After selecting the specimen, she uses a hatchet to halve it. The ends are then squared and a bowl shape is gouged. To finish, the piece is sanded and sealed with coconut oil. The process is “terribly simple,” says Beyer. She estimates that a “personal eater” takes four hours to make, and larger cooking spoons a few days. No power tools are necessary.
“Green wood cuts like butter,” she says. Drier wood calls for more love; it’s harder, but still workable.
Raised in a nomadic household — she insists she “really isn’t from anywhere” — Beyer moved to the Blue Ridge “hungry for connection.” As a transplant, she explored folklore and timeworn ballads, fought against King Coal, and swooned over the region’s biodiversity. She also bumped elbows with movers and shakers of the homesteading realm, falling hard when Yancey County’s Barron Brown taught her to whittle in 2011. Spoon making appeared as a natural offshoot, embodying the classic Appalachian marriage of beauty and pragmatism.
“It’s an Early American tradition,” Beyer says. “In Western North Carolina, spoon making came to rise in the colonial days when several cultures — Scotch-Irish, West African, Native American — melded together to influence wood carving.”
In Europe, the history of spoon making is much older, dating back to the Middle Ages. Despite imbuing modern minimalism, Beyer crafts her designs to reflect this rich past. As opposed to more circular patterns, her egg-shaped bowls nod to pewter spoons popularized in the 1700s. Often crude and plain, these relics were more tool than art.

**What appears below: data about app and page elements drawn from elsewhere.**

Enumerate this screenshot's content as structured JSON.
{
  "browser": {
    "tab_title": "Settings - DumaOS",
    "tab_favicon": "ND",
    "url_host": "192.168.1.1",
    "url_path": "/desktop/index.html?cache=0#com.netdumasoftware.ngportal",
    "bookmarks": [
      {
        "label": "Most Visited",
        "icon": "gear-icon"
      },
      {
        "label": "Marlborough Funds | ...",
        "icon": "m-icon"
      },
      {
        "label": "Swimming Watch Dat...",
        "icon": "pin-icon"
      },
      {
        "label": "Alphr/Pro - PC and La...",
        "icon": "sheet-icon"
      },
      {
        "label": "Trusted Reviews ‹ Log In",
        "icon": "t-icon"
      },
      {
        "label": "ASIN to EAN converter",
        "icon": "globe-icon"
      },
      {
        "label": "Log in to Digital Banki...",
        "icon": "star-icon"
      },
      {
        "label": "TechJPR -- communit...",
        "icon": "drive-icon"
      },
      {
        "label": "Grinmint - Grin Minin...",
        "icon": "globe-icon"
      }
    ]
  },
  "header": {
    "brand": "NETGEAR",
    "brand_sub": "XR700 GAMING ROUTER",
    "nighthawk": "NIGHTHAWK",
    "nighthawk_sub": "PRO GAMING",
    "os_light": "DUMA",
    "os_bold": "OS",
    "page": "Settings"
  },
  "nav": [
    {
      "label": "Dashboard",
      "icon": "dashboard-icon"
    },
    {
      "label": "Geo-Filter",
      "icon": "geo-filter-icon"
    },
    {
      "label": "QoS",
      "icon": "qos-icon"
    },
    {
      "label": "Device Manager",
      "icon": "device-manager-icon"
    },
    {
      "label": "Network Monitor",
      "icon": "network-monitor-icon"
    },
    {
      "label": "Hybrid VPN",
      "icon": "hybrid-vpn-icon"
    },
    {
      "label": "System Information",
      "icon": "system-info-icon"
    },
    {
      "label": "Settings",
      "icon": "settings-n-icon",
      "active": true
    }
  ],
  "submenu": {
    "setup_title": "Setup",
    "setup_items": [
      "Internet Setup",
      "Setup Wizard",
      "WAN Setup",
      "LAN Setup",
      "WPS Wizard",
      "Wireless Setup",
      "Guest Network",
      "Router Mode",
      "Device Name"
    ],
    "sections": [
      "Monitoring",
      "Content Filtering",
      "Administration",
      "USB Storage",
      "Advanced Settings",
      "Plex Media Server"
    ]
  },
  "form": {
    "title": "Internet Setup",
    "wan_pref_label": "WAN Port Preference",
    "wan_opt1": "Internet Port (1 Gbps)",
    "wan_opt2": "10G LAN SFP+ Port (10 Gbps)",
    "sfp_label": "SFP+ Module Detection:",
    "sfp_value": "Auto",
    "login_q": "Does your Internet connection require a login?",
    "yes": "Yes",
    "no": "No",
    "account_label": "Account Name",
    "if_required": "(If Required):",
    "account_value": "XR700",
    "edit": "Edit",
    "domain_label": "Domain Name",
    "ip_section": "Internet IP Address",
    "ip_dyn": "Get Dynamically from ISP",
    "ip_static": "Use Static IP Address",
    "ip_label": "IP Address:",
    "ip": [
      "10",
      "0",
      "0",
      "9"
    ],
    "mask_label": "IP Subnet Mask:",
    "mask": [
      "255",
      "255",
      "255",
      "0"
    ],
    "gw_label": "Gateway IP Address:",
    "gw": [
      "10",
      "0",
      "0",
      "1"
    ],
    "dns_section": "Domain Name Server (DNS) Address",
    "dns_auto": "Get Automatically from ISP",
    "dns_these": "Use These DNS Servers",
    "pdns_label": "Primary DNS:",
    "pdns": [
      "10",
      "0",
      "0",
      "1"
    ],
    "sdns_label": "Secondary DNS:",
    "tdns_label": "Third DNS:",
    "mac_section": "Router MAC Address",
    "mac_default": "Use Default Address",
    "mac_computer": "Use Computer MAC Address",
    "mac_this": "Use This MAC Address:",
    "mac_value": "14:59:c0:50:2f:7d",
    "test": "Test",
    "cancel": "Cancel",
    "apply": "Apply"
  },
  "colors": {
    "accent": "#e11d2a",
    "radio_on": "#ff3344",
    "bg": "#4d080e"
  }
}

Though Beyer adopts a similar functionalism, she uses robust detail to distinguish new from old.
Her latest commission, for instance, is a Lovespoon: a decoratively carved piece meant to show romantic intent. With floral etchings and a delicate handle, a Lovespoon is like the 18th-century Welsh version of an apple tree — sending a sweet message, but with no heavy lifting required.
Becky Beyer, Blood and Spicebush: Appalachian Folk Ways and Witchery, Barnardsville. Beyer will host a workshop, “Spoon Carving the Greenwood Way,” on Sunday, April 22, at The Hawk & Hawthorne in Barnardsville (133 North Fork Road) from 11am-2pm. $30-$60, sliding scale. For more information, visit bloodandspicebush.com.